---------- Provided data ----------
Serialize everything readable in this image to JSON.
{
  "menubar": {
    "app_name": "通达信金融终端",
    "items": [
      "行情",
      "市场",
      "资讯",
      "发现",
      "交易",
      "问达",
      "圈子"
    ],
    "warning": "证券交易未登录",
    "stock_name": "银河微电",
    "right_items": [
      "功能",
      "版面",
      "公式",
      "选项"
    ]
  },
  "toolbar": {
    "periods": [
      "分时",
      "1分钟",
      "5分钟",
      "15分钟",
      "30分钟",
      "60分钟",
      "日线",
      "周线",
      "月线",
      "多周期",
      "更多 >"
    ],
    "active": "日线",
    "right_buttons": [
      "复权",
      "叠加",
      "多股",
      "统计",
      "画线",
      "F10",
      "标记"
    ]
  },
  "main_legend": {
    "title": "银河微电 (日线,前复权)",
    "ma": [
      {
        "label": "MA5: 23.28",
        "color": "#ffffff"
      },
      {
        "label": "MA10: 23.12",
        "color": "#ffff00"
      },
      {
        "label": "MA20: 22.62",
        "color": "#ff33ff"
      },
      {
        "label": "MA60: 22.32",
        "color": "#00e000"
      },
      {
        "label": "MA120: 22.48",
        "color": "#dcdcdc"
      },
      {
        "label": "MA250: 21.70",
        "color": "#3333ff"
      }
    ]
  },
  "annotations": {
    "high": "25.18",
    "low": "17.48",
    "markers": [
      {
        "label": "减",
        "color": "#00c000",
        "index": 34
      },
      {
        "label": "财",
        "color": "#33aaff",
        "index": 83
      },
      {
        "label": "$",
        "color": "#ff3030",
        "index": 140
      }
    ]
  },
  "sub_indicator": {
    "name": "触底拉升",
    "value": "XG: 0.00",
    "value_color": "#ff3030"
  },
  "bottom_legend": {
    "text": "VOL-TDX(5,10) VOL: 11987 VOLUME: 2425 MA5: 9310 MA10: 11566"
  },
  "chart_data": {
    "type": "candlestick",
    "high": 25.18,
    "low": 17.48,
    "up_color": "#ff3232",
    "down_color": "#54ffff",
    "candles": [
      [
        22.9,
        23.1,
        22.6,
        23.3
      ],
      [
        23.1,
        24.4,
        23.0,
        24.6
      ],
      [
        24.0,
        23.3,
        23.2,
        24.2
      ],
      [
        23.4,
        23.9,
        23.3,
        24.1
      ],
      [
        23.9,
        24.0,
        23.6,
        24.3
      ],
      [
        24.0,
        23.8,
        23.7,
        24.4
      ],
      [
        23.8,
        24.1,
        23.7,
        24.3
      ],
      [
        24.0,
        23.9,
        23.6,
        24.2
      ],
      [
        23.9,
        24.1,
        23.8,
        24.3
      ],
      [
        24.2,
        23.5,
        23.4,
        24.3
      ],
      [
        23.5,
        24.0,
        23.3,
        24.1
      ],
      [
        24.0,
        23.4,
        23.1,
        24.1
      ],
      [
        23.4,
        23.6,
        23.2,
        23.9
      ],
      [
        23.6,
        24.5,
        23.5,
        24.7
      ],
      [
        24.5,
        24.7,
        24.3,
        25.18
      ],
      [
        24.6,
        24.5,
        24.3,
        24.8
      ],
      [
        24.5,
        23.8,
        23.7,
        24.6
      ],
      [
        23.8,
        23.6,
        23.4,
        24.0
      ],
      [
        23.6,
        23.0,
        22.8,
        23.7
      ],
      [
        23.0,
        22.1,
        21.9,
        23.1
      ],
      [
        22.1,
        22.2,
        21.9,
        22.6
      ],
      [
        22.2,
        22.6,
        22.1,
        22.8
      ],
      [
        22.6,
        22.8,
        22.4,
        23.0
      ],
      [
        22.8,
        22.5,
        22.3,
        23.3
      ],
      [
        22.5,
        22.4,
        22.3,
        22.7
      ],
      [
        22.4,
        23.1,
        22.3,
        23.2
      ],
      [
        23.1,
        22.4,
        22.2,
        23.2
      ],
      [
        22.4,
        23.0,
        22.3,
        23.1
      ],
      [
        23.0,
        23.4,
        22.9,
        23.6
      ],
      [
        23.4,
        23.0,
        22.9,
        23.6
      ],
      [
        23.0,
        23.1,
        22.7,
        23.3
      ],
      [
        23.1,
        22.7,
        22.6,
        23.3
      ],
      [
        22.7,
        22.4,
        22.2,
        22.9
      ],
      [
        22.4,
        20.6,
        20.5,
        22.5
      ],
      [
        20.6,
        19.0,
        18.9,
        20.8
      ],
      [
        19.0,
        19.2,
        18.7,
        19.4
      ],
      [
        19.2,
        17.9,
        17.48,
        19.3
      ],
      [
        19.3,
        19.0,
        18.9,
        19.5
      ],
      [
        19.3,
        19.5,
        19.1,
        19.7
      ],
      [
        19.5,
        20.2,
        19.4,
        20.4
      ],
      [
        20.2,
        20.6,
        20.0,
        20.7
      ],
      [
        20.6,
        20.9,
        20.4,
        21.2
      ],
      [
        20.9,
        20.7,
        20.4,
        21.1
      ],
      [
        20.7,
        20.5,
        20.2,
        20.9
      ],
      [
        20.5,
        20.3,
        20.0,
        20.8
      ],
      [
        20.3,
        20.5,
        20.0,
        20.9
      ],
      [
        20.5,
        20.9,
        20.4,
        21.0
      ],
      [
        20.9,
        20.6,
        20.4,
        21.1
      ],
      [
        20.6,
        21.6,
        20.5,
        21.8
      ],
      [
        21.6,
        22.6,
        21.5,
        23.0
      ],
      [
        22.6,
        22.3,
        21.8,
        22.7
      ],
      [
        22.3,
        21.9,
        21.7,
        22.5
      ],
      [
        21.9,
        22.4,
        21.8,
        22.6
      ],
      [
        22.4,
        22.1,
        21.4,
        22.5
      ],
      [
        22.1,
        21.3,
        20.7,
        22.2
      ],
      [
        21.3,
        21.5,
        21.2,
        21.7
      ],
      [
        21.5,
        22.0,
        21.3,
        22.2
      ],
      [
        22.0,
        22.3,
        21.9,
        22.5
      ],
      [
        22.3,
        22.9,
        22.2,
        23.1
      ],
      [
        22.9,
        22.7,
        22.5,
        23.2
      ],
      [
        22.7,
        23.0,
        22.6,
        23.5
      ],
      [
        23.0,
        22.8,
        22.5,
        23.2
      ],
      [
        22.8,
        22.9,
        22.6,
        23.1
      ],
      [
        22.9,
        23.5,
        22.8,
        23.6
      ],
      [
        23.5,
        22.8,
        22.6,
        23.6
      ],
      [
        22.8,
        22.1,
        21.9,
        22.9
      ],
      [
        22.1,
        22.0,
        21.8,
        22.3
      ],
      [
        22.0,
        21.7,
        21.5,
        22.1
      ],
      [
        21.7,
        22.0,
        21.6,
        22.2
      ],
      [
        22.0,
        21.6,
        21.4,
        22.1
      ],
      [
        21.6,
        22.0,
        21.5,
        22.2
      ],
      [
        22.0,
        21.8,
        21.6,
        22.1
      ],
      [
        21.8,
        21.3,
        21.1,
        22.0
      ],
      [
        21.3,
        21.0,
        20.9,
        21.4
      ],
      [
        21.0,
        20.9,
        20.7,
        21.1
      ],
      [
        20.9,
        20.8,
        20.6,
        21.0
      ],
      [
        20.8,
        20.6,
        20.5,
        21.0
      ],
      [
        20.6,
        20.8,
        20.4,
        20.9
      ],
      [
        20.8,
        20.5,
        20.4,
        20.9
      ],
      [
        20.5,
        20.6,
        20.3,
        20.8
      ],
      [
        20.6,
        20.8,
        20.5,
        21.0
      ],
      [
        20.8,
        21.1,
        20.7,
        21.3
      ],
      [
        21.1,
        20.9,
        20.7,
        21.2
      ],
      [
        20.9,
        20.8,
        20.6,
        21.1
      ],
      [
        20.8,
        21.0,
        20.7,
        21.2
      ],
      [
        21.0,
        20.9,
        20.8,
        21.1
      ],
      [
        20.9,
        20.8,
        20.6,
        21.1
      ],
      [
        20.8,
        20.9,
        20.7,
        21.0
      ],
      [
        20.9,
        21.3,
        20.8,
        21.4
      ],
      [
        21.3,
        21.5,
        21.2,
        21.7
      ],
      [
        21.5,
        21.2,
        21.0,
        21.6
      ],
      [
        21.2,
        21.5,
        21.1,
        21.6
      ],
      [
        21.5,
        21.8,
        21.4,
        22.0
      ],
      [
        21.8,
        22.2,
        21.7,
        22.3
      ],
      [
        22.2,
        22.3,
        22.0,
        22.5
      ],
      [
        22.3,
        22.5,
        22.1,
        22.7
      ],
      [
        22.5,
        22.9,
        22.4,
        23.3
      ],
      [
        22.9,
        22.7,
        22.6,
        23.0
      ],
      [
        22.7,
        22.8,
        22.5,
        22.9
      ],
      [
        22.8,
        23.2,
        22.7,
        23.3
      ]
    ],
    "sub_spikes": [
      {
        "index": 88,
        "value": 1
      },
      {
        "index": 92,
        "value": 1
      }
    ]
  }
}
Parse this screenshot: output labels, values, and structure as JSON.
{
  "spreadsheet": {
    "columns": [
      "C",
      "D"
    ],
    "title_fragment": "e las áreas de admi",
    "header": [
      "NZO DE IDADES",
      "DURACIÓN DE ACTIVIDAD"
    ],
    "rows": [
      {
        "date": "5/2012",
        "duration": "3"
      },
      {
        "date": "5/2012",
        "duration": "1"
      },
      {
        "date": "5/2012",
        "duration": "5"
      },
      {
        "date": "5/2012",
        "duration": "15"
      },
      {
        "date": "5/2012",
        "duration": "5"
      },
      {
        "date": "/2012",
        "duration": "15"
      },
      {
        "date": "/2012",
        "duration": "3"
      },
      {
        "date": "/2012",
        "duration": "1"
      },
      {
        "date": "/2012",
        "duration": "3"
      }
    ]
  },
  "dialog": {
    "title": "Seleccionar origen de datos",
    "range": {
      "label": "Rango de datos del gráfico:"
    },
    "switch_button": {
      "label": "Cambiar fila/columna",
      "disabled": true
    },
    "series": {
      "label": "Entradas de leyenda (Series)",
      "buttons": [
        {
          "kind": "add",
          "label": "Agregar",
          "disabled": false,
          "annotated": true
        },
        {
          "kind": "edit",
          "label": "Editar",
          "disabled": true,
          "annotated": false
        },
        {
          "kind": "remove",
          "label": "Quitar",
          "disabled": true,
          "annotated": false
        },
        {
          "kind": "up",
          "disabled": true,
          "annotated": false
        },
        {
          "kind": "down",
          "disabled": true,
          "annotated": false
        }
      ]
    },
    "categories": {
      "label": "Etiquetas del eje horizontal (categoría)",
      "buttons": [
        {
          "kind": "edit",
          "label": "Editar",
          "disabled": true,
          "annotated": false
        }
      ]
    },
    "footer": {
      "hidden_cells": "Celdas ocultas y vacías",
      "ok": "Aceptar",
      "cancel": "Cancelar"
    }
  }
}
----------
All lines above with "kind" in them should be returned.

          "kind": "add",
          "kind": "edit",
          "kind": "remove",
          "kind": "up",
          "kind": "down",
          "kind": "edit",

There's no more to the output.